We had three large apple trees on our property when I was growing up, and they produced gallons of various apple concoctions every year. We made pie apples, applesauce and apple butter. If we could preserve it in any form, it was, including drying them. I suspect that’s why I look for alternatives in how to use this fruit.
The oldest known site showing the use of apples is from 6500 B.C. Bits of charred apple were found on a site in Switzerland that dated back to that date. The first apple trees planted in North America was by the Pilgrims in the Massachusetts Bay Colony. It is interesting to point out that the only native trees are of the crab-apple variety.
In the kitchen, apples can perform tasks that may surprise you. For instance, sticking an apple in the cavity of a chicken prior to roasting can help produce a nice, juicy dinner. If your brown sugar has gotten hard, try adding some apple to soften it. To much salt in the soup? Add some apple slices to reduce the too salty flavor. It can even help to ripen green tomatoes.
If you’ve ever tried to pill any animal, you know that it is not easy to do. When dealing with the mobile mouth and tongue of a horse, it can be nearly impossible unless the horse is willing to cooperate. But, put the medication in an apple and most horses will gobble it up. I have to point out that they are quite capable of discovering the pill and spitting it out, so watch for that trick…
Apple juice has many uses as well. For these uses, get unsweetened, pure juice. The juice can help people with dandruff. Just put it onto your scalp, massage it in, then rinse it out. For facials, rinse your face with the juice then rinse again with clean water. It could even make a pleasant smelling bath additive.
I have to admit that my favorite use for apples is apple butter.
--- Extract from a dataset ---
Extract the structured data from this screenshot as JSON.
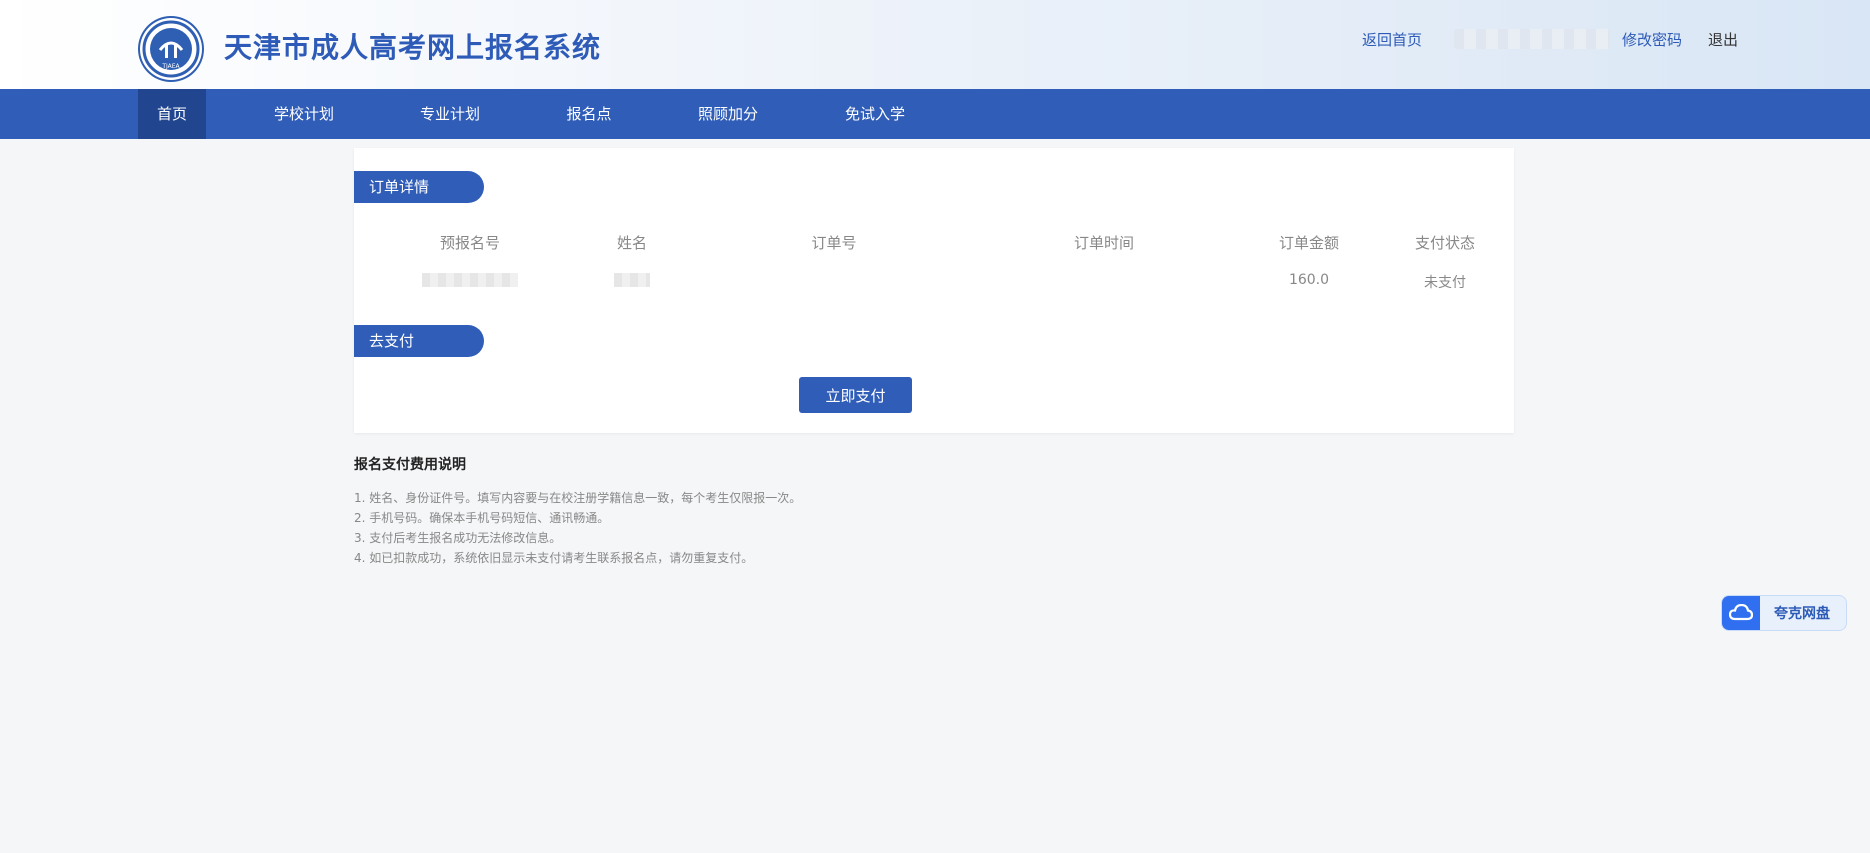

It takes a long time to make, but it’s worth it. As there are only two of us and I don’t have room enough to make canning worthwhile, I make small batches.
Here are the instructions:
- Three apples (I like granny smith, but you can use any)
- One bottle of Apple Juice
- Cinnamon to taste plus one cinnamon stick
- Sugar to taste (I don’t add much, the juice is sweet enough for me)
Quarter and seed the apples, peel and all. Cut into chunks, add cinnamon stick and cover with juice. Bring to a boil, then turn it down to a simmer. Add powdered cinnamon Stir occasionally and add more juice until the fruit is cooked down and it’s about the consistency of applesauce. If you run out of juice, you can add water. Add sugar to taste and allow it to cool before refrigerating.
Mary Bodel has been a master herbalist since 2004 although my training began long before I reached that level. I believe that health encompasses more than taking care of our bodies. It involves everything from what we eat to what we read. It involves our spirit as well as our body.